    interface EncapsulatorSpi {
        int engineSecretSize();
        int engineEncapsulationSize();
        KEM.Encapsulated engineEncapsulate(int from, int to, String algorithm);
    }

    interface DecapsulatorSpi {
        int engineSecretSize();
        int engineEncapsulationSize();
        SecretKey engineDecapsulate(byte[] encapsulation, int from, int to,
                                    String algorithm)
                throws DecapsulateException;
    }

    EncapsulatorSpi engineNewEncapsulator(PublicKey pk, AlgorithmParameterSpec spec,
                                          SecureRandom sr)
            throws InvalidAlgorithmParameterException, InvalidKeyException;
    DecapsulatorSpi engineNewDecapsulator(PrivateKey sk, AlgorithmParameterSpec spec)
            throws InvalidAlgorithmParameterException, InvalidKeyException;

}

An implementation must implement the EncapsulatorSpi and DecapsulatorSpi interfaces, and return objects of these types from the engineNewEncapsulator and engineNewDecapsulator methods of its KEMSpi implementation. Calls to the secretSize, encapsulationSize, encapsulate, and decapsulate methods of Encapsulator and Decapsulator objects are delegated to the engineSecretSize, engineEncapsulationSize, engineEncapsulate, and engineDecapsulate methods in the EncapsulatorSpi and DecapsulatorSpi implementations.

An implementation of the engineEncapsulate and engineDecapsulate methods must be able to encapsulate or decapsulate keys with a "Generic" algorithm, a from value of 0, and a to value of the shared secret’s length. Otherwise, it can throw an UnsupportedOperationException if the combination of arguments is not supported because, e.g., the algorithm name cannot be mapped to an internal key type, the size of the key does not match the algorithm, or the implementation does not support slicing the shared secret freely.

Future Work

Encryption options

ISO 18033-2 defines an encryption option for the encapsulate function because some asymmetric ciphers allow scheme-specific options to be passed to the encryption algorithm. However, this option is not mentioned in either RFC 9180 or NIST's PQC KEM API Notes, so we do not include it here. If a compelling case for an algorithm that requires this option arises then a future enhancement could introduce another overload of the encapsulate method that allows the inclusion of algorithm-specific parameters.

AuthEncap and AuthDecap functions

RFC 9180 defines two optional KEM functions, AuthEncap and AuthDecap, which allow the sender to provide its own private key during the encapsulation process so that the receiver can be assured that the shared secret was generated by the holder of that private key.
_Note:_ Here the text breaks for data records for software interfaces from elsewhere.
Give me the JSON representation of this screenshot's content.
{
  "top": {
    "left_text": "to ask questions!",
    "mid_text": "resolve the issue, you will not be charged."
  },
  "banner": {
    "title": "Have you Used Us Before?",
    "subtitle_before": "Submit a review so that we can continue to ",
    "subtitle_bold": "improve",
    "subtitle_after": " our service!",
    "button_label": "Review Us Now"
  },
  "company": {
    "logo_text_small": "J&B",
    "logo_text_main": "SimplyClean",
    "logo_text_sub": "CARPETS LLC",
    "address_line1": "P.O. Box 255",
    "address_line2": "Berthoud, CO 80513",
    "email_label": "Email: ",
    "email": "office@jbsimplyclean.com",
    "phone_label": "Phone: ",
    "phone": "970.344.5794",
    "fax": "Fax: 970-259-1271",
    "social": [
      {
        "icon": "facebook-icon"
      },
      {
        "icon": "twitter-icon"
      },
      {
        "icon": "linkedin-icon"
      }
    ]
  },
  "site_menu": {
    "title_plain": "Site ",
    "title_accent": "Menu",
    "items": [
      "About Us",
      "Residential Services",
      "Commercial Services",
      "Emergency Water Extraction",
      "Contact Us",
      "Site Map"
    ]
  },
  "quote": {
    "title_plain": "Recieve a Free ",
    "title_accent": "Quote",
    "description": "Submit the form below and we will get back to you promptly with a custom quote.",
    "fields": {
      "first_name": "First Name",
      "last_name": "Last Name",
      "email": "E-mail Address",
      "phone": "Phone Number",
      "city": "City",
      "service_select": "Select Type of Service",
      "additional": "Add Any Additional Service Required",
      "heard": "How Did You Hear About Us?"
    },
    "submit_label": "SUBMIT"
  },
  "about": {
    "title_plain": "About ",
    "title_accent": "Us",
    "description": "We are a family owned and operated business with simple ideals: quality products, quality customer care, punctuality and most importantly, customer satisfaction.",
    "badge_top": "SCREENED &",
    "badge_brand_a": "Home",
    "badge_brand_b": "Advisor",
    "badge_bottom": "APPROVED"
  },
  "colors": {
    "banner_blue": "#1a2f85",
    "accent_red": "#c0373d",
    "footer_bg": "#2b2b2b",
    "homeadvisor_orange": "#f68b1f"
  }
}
However, these two functions do not appear in any other KEM definitions, so we do not include them here. Support for these functions could be added in a future enhancement.

Alternatives

Use existing APIs

We considered using the existing KeyGenerator, KeyAgreement, and Cipher APIs to represent KEMs, but each of them has significant issues. Either they don't support the required feature set, or the API does not match the KEM functions.

In short, each of these alternatives would be a hack to work around an API that was not designed to represent a KEM. Extra classes and methods would be required, and the implementations would be complex and fragile. Without a standard KEM API, security providers are likely to implement KEMs in inconsistent and awkward ways which will be difficult for developers to use.

Include a key pair generation function

All KEM definitions contain a key pair generation function. We could have included such a function in the KEM API, but we chose not to do so since the existing KeyPairGenerator API was specifically designed for this purpose. Including an identical function in the KEM API could lead to confusion for provider implementors and for developers.

Testing

We will add conformance tests on input, output, and exceptions, and the DHKEM known-answer tests from RFC 9180.